*** Opening MATERIAL FOR THE TASK ***
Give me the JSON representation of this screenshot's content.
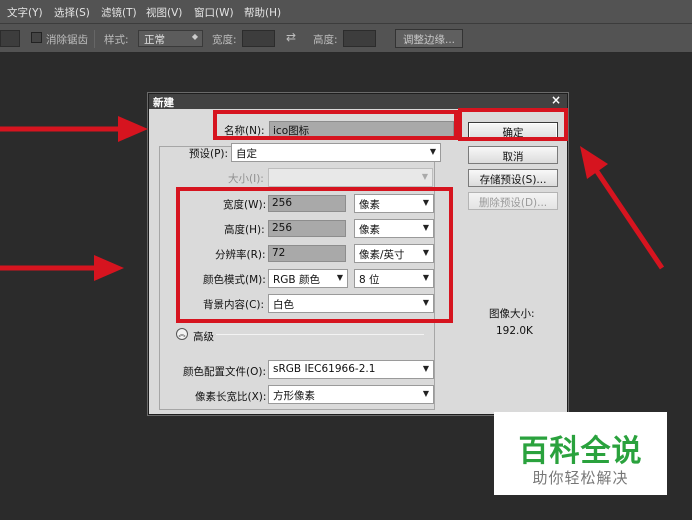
{
  "menubar": {
    "items": [
      "文字(Y)",
      "选择(S)",
      "滤镜(T)",
      "视图(V)",
      "窗口(W)",
      "帮助(H)"
    ]
  },
  "options_bar": {
    "antialias_label": "消除锯齿",
    "style_label": "样式:",
    "style_value": "正常",
    "width_label": "宽度:",
    "height_label": "高度:",
    "refine_edge_label": "调整边缘..."
  },
  "dialog": {
    "title": "新建",
    "close_glyph": "×",
    "name_label": "名称(N):",
    "name_value": "ico图标",
    "preset_label": "预设(P):",
    "preset_value": "自定",
    "size_label": "大小(I):",
    "size_value": "",
    "width_label": "宽度(W):",
    "width_value": "256",
    "width_unit": "像素",
    "height_label": "高度(H):",
    "height_value": "256",
    "height_unit": "像素",
    "resolution_label": "分辨率(R):",
    "resolution_value": "72",
    "resolution_unit": "像素/英寸",
    "color_mode_label": "颜色模式(M):",
    "color_mode_value": "RGB 颜色",
    "bit_depth_value": "8 位",
    "background_label": "背景内容(C):",
    "background_value": "白色",
    "advanced_label": "高级",
    "color_profile_label": "颜色配置文件(O):",
    "color_profile_value": "sRGB IEC61966-2.1",
    "pixel_aspect_label": "像素长宽比(X):",
    "pixel_aspect_value": "方形像素",
    "ok_label": "确定",
    "cancel_label": "取消",
    "save_preset_label": "存储预设(S)...",
    "delete_preset_label": "删除预设(D)...",
    "image_size_label": "图像大小:",
    "image_size_value": "192.0K"
  },
  "watermark": {
    "title": "百科全说",
    "subtitle": "助你轻松解决"
  },
  "colors": {
    "annotation_red": "#d6141f",
    "watermark_green": "#2aa23d"
  }
}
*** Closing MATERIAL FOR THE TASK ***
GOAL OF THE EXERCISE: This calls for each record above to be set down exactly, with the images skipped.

RESULT OF THE TASK:
Give me the JSON representation of this screenshot's content.
{
  "menubar": {
    "items": [
      "文字(Y)",
      "选择(S)",
      "滤镜(T)",
      "视图(V)",
      "窗口(W)",
      "帮助(H)"
    ]
  },
  "options_bar": {
    "antialias_label": "消除锯齿",
    "style_label": "样式:",
    "style_value": "正常",
    "width_label": "宽度:",
    "height_label": "高度:",
    "refine_edge_label": "调整边缘..."
  },
  "dialog": {
    "title": "新建",
    "close_glyph": "×",
    "name_label": "名称(N):",
    "name_value": "ico图标",
    "preset_label": "预设(P):",
    "preset_value": "自定",
    "size_label": "大小(I):",
    "size_value": "",
    "width_label": "宽度(W):",
    "width_value": "256",
    "width_unit": "像素",
    "height_label": "高度(H):",
    "height_value": "256",
    "height_unit": "像素",
    "resolution_label": "分辨率(R):",
    "resolution_value": "72",
    "resolution_unit": "像素/英寸",
    "color_mode_label": "颜色模式(M):",
    "color_mode_value": "RGB 颜色",
    "bit_depth_value": "8 位",
    "background_label": "背景内容(C):",
    "background_value": "白色",
    "advanced_label": "高级",
    "color_profile_label": "颜色配置文件(O):",
    "color_profile_value": "sRGB IEC61966-2.1",
    "pixel_aspect_label": "像素长宽比(X):",
    "pixel_aspect_value": "方形像素",
    "ok_label": "确定",
    "cancel_label": "取消",
    "save_preset_label": "存储预设(S)...",
    "delete_preset_label": "删除预设(D)...",
    "image_size_label": "图像大小:",
    "image_size_value": "192.0K"
  },
  "watermark": {
    "title": "百科全说",
    "subtitle": "助你轻松解决"
  },
  "colors": {
    "annotation_red": "#d6141f",
    "watermark_green": "#2aa23d"
  }
}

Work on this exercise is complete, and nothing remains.